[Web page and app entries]
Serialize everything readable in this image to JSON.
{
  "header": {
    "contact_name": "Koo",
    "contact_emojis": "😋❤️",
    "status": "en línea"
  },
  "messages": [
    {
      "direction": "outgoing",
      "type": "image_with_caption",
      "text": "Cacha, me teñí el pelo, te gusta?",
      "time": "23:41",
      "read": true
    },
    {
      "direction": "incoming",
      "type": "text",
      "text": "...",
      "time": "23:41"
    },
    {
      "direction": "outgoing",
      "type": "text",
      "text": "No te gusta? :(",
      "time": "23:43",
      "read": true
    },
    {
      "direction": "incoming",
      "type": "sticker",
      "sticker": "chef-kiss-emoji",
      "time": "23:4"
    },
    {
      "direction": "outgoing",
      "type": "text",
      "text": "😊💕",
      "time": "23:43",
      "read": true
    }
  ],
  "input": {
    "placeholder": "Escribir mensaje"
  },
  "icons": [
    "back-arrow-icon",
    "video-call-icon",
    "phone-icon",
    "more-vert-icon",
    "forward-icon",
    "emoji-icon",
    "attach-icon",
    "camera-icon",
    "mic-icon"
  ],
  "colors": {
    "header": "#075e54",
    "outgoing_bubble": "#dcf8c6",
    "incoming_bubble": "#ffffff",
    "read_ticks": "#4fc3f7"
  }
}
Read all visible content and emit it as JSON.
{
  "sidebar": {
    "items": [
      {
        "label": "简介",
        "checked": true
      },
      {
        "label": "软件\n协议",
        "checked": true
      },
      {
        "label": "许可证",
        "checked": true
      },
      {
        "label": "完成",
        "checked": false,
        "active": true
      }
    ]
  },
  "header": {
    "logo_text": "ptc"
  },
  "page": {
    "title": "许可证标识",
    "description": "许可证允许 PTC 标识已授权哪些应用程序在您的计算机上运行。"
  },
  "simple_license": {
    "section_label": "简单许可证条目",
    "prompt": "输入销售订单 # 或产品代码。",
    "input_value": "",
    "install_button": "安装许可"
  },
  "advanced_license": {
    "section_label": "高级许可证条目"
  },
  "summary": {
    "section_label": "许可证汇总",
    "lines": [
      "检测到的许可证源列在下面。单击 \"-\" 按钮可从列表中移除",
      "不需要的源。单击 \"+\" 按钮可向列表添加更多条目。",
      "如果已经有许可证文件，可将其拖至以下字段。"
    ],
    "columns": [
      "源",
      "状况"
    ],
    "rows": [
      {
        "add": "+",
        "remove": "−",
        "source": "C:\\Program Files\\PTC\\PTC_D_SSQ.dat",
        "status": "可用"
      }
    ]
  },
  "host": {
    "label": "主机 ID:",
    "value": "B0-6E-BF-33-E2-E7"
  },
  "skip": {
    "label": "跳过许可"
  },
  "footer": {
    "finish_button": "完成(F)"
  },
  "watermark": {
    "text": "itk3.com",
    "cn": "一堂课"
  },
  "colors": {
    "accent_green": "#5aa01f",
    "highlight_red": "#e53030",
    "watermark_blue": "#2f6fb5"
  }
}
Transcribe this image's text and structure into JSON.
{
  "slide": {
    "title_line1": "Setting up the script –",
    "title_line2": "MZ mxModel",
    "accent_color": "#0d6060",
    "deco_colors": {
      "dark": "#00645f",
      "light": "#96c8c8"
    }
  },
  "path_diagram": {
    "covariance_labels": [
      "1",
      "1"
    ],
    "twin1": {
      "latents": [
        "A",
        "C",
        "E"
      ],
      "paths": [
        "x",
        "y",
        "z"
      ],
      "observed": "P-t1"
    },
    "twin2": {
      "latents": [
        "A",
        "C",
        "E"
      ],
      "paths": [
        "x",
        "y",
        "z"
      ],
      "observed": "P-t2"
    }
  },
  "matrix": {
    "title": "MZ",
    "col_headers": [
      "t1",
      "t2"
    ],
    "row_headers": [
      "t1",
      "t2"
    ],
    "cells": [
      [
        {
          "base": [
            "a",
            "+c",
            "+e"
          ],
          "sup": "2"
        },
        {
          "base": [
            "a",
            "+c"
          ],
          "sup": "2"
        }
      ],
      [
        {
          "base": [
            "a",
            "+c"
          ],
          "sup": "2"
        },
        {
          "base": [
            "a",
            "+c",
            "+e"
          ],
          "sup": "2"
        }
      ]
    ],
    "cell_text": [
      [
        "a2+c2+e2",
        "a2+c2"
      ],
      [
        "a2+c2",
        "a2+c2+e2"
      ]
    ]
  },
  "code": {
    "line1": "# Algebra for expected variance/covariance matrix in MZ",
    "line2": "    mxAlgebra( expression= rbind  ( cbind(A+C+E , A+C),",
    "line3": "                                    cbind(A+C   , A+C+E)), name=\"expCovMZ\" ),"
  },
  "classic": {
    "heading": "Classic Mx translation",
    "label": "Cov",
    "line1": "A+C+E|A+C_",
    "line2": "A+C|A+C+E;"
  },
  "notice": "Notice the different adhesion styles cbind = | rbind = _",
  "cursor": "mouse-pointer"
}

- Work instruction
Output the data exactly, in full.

- Answer
Serialize everything readable in this image to JSON.
{
  "header": {
    "contact_name": "Koo",
    "contact_emojis": "😋❤️",
    "status": "en línea"
  },
  "messages": [
    {
      "direction": "outgoing",
      "type": "image_with_caption",
      "text": "Cacha, me teñí el pelo, te gusta?",
      "time": "23:41",
      "read": true
    },
    {
      "direction": "incoming",
      "type": "text",
      "text": "...",
      "time": "23:41"
    },
    {
      "direction": "outgoing",
      "type": "text",
      "text": "No te gusta? :(",
      "time": "23:43",
      "read": true
    },
    {
      "direction": "incoming",
      "type": "sticker",
      "sticker": "chef-kiss-emoji",
      "time": "23:4"
    },
    {
      "direction": "outgoing",
      "type": "text",
      "text": "😊💕",
      "time": "23:43",
      "read": true
    }
  ],
  "input": {
    "placeholder": "Escribir mensaje"
  },
  "icons": [
    "back-arrow-icon",
    "video-call-icon",
    "phone-icon",
    "more-vert-icon",
    "forward-icon",
    "emoji-icon",
    "attach-icon",
    "camera-icon",
    "mic-icon"
  ],
  "colors": {
    "header": "#075e54",
    "outgoing_bubble": "#dcf8c6",
    "incoming_bubble": "#ffffff",
    "read_ticks": "#4fc3f7"
  }
}
Read all visible content and emit it as JSON.
{
  "sidebar": {
    "items": [
      {
        "label": "简介",
        "checked": true
      },
      {
        "label": "软件\n协议",
        "checked": true
      },
      {
        "label": "许可证",
        "checked": true
      },
      {
        "label": "完成",
        "checked": false,
        "active": true
      }
    ]
  },
  "header": {
    "logo_text": "ptc"
  },
  "page": {
    "title": "许可证标识",
    "description": "许可证允许 PTC 标识已授权哪些应用程序在您的计算机上运行。"
  },
  "simple_license": {
    "section_label": "简单许可证条目",
    "prompt": "输入销售订单 # 或产品代码。",
    "input_value": "",
    "install_button": "安装许可"
  },
  "advanced_license": {
    "section_label": "高级许可证条目"
  },
  "summary": {
    "section_label": "许可证汇总",
    "lines": [
      "检测到的许可证源列在下面。单击 \"-\" 按钮可从列表中移除",
      "不需要的源。单击 \"+\" 按钮可向列表添加更多条目。",
      "如果已经有许可证文件，可将其拖至以下字段。"
    ],
    "columns": [
      "源",
      "状况"
    ],
    "rows": [
      {
        "add": "+",
        "remove": "−",
        "source": "C:\\Program Files\\PTC\\PTC_D_SSQ.dat",
        "status": "可用"
      }
    ]
  },
  "host": {
    "label": "主机 ID:",
    "value": "B0-6E-BF-33-E2-E7"
  },
  "skip": {
    "label": "跳过许可"
  },
  "footer": {
    "finish_button": "完成(F)"
  },
  "watermark": {
    "text": "itk3.com",
    "cn": "一堂课"
  },
  "colors": {
    "accent_green": "#5aa01f",
    "highlight_red": "#e53030",
    "watermark_blue": "#2f6fb5"
  }
}
Transcribe this image's text and structure into JSON.
{
  "slide": {
    "title_line1": "Setting up the script –",
    "title_line2": "MZ mxModel",
    "accent_color": "#0d6060",
    "deco_colors": {
      "dark": "#00645f",
      "light": "#96c8c8"
    }
  },
  "path_diagram": {
    "covariance_labels": [
      "1",
      "1"
    ],
    "twin1": {
      "latents": [
        "A",
        "C",
        "E"
      ],
      "paths": [
        "x",
        "y",
        "z"
      ],
      "observed": "P-t1"
    },
    "twin2": {
      "latents": [
        "A",
        "C",
        "E"
      ],
      "paths": [
        "x",
        "y",
        "z"
      ],
      "observed": "P-t2"
    }
  },
  "matrix": {
    "title": "MZ",
    "col_headers": [
      "t1",
      "t2"
    ],
    "row_headers": [
      "t1",
      "t2"
    ],
    "cells": [
      [
        {
          "base": [
            "a",
            "+c",
            "+e"
          ],
          "sup": "2"
        },
        {
          "base": [
            "a",
            "+c"
          ],
          "sup": "2"
        }
      ],
      [
        {
          "base": [
            "a",
            "+c"
          ],
          "sup": "2"
        },
        {
          "base": [
            "a",
            "+c",
            "+e"
          ],
          "sup": "2"
        }
      ]
    ],
    "cell_text": [
      [
        "a2+c2+e2",
        "a2+c2"
      ],
      [
        "a2+c2",
        "a2+c2+e2"
      ]
    ]
  },
  "code": {
    "line1": "# Algebra for expected variance/covariance matrix in MZ",
    "line2": "    mxAlgebra( expression= rbind  ( cbind(A+C+E , A+C),",
    "line3": "                                    cbind(A+C   , A+C+E)), name=\"expCovMZ\" ),"
  },
  "classic": {
    "heading": "Classic Mx translation",
    "label": "Cov",
    "line1": "A+C+E|A+C_",
    "line2": "A+C|A+C+E;"
  },
  "notice": "Notice the different adhesion styles cbind = | rbind = _",
  "cursor": "mouse-pointer"
}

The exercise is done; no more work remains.